■ **The problem**:
Which lines of the entries below hold the word "Unnamed"? Report each of them.

■ **Given data**:
------

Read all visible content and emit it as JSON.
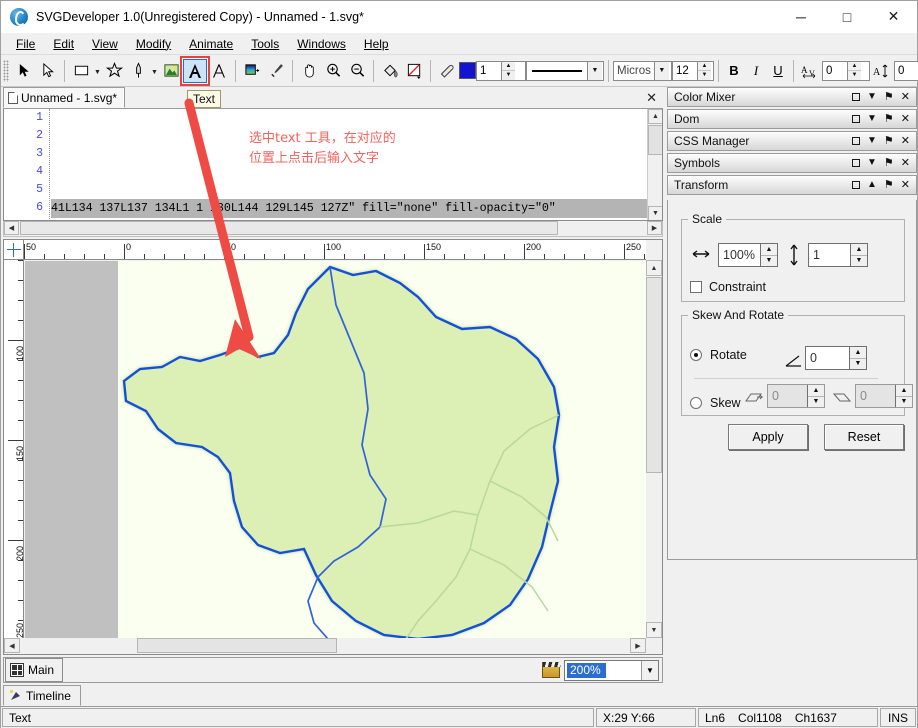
{
  "window": {
    "title": "SVGDeveloper 1.0(Unregistered Copy) - Unnamed - 1.svg*",
    "app_icon": "svg-developer-logo-icon",
    "minimize": "─",
    "maximize": "□",
    "close": "✕"
  },
  "menubar": {
    "items": [
      {
        "label": "File"
      },
      {
        "label": "Edit"
      },
      {
        "label": "View"
      },
      {
        "label": "Modify"
      },
      {
        "label": "Animate"
      },
      {
        "label": "Tools"
      },
      {
        "label": "Windows"
      },
      {
        "label": "Help"
      }
    ]
  },
  "toolbar": {
    "tools": [
      {
        "name": "select-arrow-tool",
        "glyph": "➤"
      },
      {
        "name": "direct-select-tool",
        "glyph": "➤"
      },
      {
        "name": "rectangle-tool",
        "glyph": "▭"
      },
      {
        "name": "star-tool",
        "glyph": "☆"
      },
      {
        "name": "pen-tool",
        "glyph": "✐"
      },
      {
        "name": "image-tool",
        "glyph": "⛰"
      },
      {
        "name": "text-tool",
        "glyph": "A"
      },
      {
        "name": "text-outline-tool",
        "glyph": "A"
      },
      {
        "name": "gradient-tool",
        "glyph": "▤"
      },
      {
        "name": "eyedropper-tool",
        "glyph": "✐"
      },
      {
        "name": "hand-tool",
        "glyph": "✋"
      },
      {
        "name": "zoom-in-tool",
        "glyph": "⊕"
      },
      {
        "name": "zoom-out-tool",
        "glyph": "⊖"
      },
      {
        "name": "paint-bucket-tool",
        "glyph": "◢"
      },
      {
        "name": "no-stroke-tool",
        "glyph": "◱"
      },
      {
        "name": "eraser-tool",
        "glyph": "✑"
      }
    ],
    "active_tool": "text-tool",
    "fill_color": "#1414d0",
    "stroke_width": "1",
    "stroke_style": "solid-line",
    "font_family": "Micros",
    "font_size": "12",
    "bold_label": "B",
    "italic_label": "I",
    "underline_label": "U",
    "letter_spacing": "0",
    "line_spacing": "0"
  },
  "tooltip": {
    "text": "Text"
  },
  "document_tab": {
    "label": "Unnamed - 1.svg*",
    "close_glyph": "✕"
  },
  "editor": {
    "line_numbers": [
      "1",
      "2",
      "3",
      "4",
      "5",
      "6"
    ],
    "selected_line_text": "41L134 137L137 134L1 1 130L144 129L145 127Z\" fill=\"none\" fill-opacity=\"0\"",
    "scroll_up": "▲",
    "scroll_down": "▼",
    "scroll_left": "◀",
    "scroll_right": "▶"
  },
  "annotation": {
    "text": "选中text 工具，在对应的\n位置上点击后输入文字",
    "color": "#f4625c",
    "arrow_color": "#ee4b44"
  },
  "canvas": {
    "h_ruler_labels": [
      "50",
      "0",
      "50",
      "100",
      "150",
      "200",
      "250"
    ],
    "v_ruler_labels": [
      "100",
      "150",
      "200",
      "250"
    ],
    "map_fill": "#d7ecb0",
    "map_border_blue": "#1450d8",
    "map_border_green": "#4fa02a",
    "page_background": "#fbfff0"
  },
  "scene_bar": {
    "scene_label": "Main",
    "scene_icon": "scene-grid-icon",
    "clapper_icon": "clapper-board-icon",
    "zoom_value": "200%",
    "zoom_drop_glyph": "▼"
  },
  "timeline": {
    "label": "Timeline",
    "icon": "timeline-icon"
  },
  "statusbar": {
    "mode": "Text",
    "coords": "X:29  Y:66",
    "ln": "Ln6",
    "col": "Col1108",
    "ch": "Ch1637",
    "ins": "INS"
  },
  "dock": {
    "panels": [
      {
        "title": "Color Mixer",
        "collapse_glyph": "▼"
      },
      {
        "title": "Dom",
        "collapse_glyph": "▼"
      },
      {
        "title": "CSS Manager",
        "collapse_glyph": "▼"
      },
      {
        "title": "Symbols",
        "collapse_glyph": "▼"
      },
      {
        "title": "Transform",
        "collapse_glyph": "▲"
      }
    ],
    "panel_buttons": {
      "restore": "□",
      "pin": "⚑",
      "close": "✕"
    },
    "transform": {
      "scale_legend": "Scale",
      "scale_x_value": "100%",
      "scale_y_value": "1",
      "constraint_label": "Constraint",
      "skew_legend": "Skew And Rotate",
      "rotate_label": "Rotate",
      "rotate_value": "0",
      "skew_label": "Skew",
      "skew_x_value": "0",
      "skew_y_value": "0",
      "apply_label": "Apply",
      "reset_label": "Reset"
    }
  }
}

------

■ **The completed task**:
    "title": "SVGDeveloper 1.0(Unregistered Copy) - Unnamed - 1.svg*",
    "label": "Unnamed - 1.svg*",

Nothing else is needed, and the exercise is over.